The re-glitterification process has benefited the game a lot. I know some might grumble about the difficulty level getting dropped from "masochistic" to "balanced", and combat system actually working in a sane way ("I just want the monsters dead, not dead-dead - quit hitting them!"), but I think these things have actually been for the better. A long way from NES to a lot of obscure and weird platforms like WonderSwan Color and Playstation has given a lot of new stuff to this thing - and the final additions to the game really make it worthwhile.

I also like the fact that while the games remain quite "old-fashioned", I haven't so far got really, really stuck ("Can't find the entrance to the last labyrinth hidden in one of the 65536 map squares? Call our hot line!") - that is, I'm on a long train trip, grab my DS to pass some time, and a few minutes into play I'm completely stuck in some god-forsaken monster-filled hellhole with *no* idea how to proceed, and I curse myself for not printing out the walkthrough before I left. *Not* so in these games! Maybe it's in the old-fashioned style of the games, but these things are really linear and there's *plenty* of hints on what to do next - and even if there isn't, I can always go wandering around and drop a few trains on the wandering monsters until it all makes sense.

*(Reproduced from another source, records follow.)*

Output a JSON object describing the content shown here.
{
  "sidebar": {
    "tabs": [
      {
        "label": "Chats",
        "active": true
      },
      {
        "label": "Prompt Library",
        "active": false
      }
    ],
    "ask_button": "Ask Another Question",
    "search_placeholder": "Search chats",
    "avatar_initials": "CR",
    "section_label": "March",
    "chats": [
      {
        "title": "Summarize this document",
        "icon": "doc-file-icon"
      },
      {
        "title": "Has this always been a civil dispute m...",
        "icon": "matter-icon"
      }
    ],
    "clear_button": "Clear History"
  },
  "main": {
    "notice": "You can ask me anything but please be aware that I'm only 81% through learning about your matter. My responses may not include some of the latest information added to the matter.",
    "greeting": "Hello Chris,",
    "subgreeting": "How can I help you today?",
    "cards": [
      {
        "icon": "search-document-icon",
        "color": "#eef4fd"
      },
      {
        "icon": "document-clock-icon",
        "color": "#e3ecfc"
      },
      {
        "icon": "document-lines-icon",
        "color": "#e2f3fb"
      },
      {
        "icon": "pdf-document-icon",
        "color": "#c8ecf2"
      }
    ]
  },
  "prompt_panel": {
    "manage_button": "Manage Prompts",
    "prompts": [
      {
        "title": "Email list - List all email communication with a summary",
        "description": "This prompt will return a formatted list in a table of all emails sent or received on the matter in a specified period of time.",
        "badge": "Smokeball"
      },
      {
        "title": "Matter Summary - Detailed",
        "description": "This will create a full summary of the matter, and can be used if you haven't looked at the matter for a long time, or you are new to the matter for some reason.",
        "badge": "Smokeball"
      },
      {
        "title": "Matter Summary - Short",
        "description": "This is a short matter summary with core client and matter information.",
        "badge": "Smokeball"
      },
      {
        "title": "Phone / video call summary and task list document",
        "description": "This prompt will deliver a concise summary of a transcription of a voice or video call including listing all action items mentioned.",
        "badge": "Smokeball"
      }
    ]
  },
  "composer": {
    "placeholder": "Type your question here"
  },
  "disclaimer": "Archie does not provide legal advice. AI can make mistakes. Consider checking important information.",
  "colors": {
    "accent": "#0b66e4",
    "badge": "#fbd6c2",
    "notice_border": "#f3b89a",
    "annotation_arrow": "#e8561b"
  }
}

Speaking of which, I don't usually like the "wandering monsters" in JRPGs - always seemed to me that in the long-gone hazy mists of time, some crazy Japanese guy read a badly translated D&D rule book and got some weird ideas from it - but monster-mashing really *is* pretty fun in this game. I don't know why. Maybe it's just because unlike FF6, the monsters aren't ugly and annoying, and unlike FF7, there isn't hell of a lot of camera zooming and "cool" effects. The combat is simple, effective, and non-annoying. I can do this for hours before getting bored.

And the collection also has FF2, which is a completely new game to me - again, the only European release was for some weird backwards platform no one had, I can't remember which. Why oh why they didn't utilize all of these ideas on other FF games? As an Ultima fan, I have always ridiculed JRPGs for not having proper dialogue trees, but they *almost* used them here! The skill system is pretty cool too. And there's an actual story this time. Whee.

And I can save everywhere. That freaking *rules*. I have probably said this before often, but I hate save points.

The Bad

Okay, these are re-re-re-re-repolishings of old NES games, which means, they aren't *really* that complex. However, all this polishing manages to hide this stuff pretty well. Just don't expect gigantic thrills from storytelling or game structure.

The Bottom Line

Once upon a time, Square had a desperate idea to publish a CRPG that might very well be their last. They read a worn D&D rule book and made a rather working mishmash from those ideas. For some obscure reason, it sold like ice cream on a hot day. However, If you play the NES game *now*, you'll probably note that it isn't great deal of fun. I was definitely suspicious of how they might remake a game that wasn't fun at all.

But it turns out that after a lot of polishing and tweaking and shining, two of the most ancient parts of the series turn into rather likable games. There's a lot of monster-mashing and such. Simple plots along the lines of "kill the bad guys". These are definitely games that work really well as portable games and are great for passing time. And since these are just monster-mashing, you can do this for short periods of time and long periods of time and save when you're out of time.

They aren't really *complex* like most of the modern CRPGs. You need to appreciate their simplicity to really get these games. I'm a fan of complex games, but these things *still* got my heart. No hint of religio-socio-political backstabbing of Ultima VII or zillion-layered drama of Final Fantasy VI, but hey, sometimes, it's just fun to kill some monsters and monsters and... really big monsters to the tune of "Random Uematsu Melody".

Highly recommended!